To explore geographic and host-taxonomic patterns of hantaviruses in Paraguay, we established sampling sites in the Mbaracayu Biosphere Reserve. We detected Jabora virus and Itapua37/Juquitiba-related virus in locations approximately 20 m apart in different years, which suggested sympatry of 2 distinct hantaviruses.
Time-series of coarse-resolution greenness values derived through remote sensing have been used as a surrogate environmental variable to help monitor and predict occurrences of a number of vector-borne and zoonotic diseases, including malaria. Often, relationships between a remotely-sensed index of greenness, e.g. the normalized difference vegetation index(More)

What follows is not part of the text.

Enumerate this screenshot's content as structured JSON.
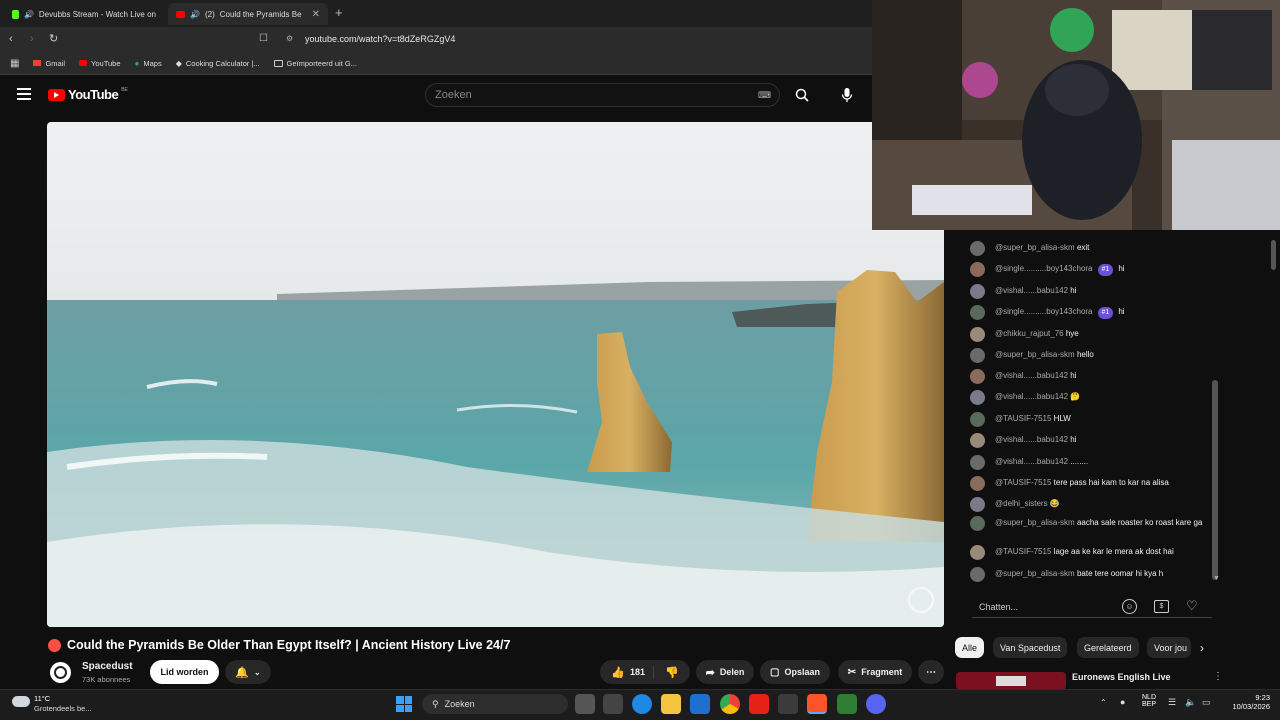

Anthrax outbreaks in white-tailed deer, Odocoileus virginianus, are frequent in west Texas, USA, particularly across the Edwards Plateau. However, the outbreak severity varies among years. We summarize the outbreak history in white-tailed deer at a ranch north of Del Rio, Texas, from 2001 to 2010 and compare mortality rates to remotely sensed vegetation(More)
Hantaviruses may cause serious disease when transmitted to humans by their rodent hosts. Since their emergence in the Americas in 1993, there have been extensive efforts to understand the role of environmental factors on the presence of these viruses in their host rodent populations. HPS outbreaks have been linked to precipitation, but climatic factors(More)

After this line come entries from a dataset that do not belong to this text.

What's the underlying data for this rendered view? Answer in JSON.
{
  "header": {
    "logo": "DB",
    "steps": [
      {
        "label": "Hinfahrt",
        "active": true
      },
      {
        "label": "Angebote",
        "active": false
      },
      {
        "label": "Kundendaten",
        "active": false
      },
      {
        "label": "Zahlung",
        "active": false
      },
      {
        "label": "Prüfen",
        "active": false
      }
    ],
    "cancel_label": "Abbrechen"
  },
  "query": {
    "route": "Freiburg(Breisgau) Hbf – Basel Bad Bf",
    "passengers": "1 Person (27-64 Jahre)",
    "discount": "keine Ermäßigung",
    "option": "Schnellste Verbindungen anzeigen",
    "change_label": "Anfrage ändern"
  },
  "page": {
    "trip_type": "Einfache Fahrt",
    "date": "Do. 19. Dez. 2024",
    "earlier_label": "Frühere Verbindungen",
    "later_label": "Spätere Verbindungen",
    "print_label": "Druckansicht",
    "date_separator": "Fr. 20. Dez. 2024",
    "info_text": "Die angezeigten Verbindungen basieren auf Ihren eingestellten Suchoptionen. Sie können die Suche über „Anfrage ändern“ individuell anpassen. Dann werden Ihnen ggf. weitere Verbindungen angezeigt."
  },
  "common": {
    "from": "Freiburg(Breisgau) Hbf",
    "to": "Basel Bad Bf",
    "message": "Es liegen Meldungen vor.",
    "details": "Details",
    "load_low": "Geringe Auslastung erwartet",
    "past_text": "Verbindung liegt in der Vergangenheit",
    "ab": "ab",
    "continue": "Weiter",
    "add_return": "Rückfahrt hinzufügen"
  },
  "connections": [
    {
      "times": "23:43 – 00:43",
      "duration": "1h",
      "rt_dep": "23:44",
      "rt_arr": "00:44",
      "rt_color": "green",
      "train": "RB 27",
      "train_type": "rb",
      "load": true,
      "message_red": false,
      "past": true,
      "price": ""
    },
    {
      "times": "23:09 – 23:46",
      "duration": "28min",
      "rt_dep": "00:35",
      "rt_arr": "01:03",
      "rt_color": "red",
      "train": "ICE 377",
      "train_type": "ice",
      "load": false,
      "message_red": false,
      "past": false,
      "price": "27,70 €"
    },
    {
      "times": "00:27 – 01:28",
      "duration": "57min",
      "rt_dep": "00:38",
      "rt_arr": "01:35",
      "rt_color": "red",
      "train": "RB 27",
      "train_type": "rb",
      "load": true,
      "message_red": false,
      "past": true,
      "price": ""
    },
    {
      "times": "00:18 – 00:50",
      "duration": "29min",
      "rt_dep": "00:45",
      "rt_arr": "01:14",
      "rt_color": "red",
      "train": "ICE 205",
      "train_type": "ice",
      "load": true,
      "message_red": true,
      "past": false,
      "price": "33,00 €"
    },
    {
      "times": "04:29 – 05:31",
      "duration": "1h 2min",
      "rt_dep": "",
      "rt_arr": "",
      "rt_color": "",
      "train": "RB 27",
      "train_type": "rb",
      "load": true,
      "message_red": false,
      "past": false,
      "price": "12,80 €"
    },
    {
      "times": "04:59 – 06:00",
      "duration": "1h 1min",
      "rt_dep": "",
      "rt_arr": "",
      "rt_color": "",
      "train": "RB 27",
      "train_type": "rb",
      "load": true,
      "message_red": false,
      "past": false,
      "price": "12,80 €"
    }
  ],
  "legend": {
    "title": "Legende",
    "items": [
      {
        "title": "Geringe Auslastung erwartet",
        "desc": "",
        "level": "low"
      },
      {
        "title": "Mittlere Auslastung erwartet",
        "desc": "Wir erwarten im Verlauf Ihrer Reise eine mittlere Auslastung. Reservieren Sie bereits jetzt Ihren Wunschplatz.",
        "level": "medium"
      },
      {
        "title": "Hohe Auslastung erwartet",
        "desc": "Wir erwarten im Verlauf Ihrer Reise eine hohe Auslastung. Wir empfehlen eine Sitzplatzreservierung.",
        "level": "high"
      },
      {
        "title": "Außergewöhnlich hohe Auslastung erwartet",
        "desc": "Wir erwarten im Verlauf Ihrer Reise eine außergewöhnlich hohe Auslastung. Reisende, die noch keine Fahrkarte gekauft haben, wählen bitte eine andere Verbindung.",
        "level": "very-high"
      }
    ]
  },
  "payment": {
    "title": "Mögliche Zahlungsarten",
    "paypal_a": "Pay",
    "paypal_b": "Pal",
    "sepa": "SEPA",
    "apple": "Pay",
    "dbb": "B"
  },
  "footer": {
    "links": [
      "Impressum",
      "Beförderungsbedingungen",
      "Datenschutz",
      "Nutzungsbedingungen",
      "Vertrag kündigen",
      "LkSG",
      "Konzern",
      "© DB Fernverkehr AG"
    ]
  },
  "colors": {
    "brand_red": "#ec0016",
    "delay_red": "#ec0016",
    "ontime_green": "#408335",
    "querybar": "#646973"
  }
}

Landscape epidemiology has made significant strides recently, driven in part by increasing availability of land cover data derived from remotely-sensed imagery. Using an example from a study of land cover effects on hantavirus dynamics at an Atlantic Forest site in eastern Paraguay, we demonstrate how automated classification methods can be used to stratify(More)
Department of Biological Sciences, Texas Tech University, Lubbock, TX 79409-3131, USA (RDO) Martı́n Barrios 2230 c/ Pizarro, Barrio Republicano, Asunción, Paraguay (RDO) Department of Geography, Kansas State University, Manhattan, KS 66506, USA (DGG, DEK) Southern Research Institute, Department of Biochemistry and Molecular Biology, 2000 9th Avenue South,(More)
New habitat-based models for spread of hantavirus are developed which account for interspecies interaction. Existing habitat-based models do not consider interspecies pathogen transmission, a primary route for emergence of new infectious diseases and reservoirs in wildlife and man. The modeling of interspecies transmission has the potential to provide more(More)
While it has long been recognized that the anisotropic reflectance properties of a natural surface affect the intensity and spectral distribution of radiance received by a remote sensing instrument, the effects of canopy reflectance geometry on the observed spatial structure of canopy reflectance have not adequately been evaluated. In this paper,(More)
Francisella tularensis, the causative agent of tularemia, is a zoonotic agent that remains across much of the northern hemisphere, where it exists in enzootic cycles. In Ukraine, tularemia has a long history that suggests a need for sustained surveillance in natural foci. To better characterize the host-vector diversity and spatial distribution of(More)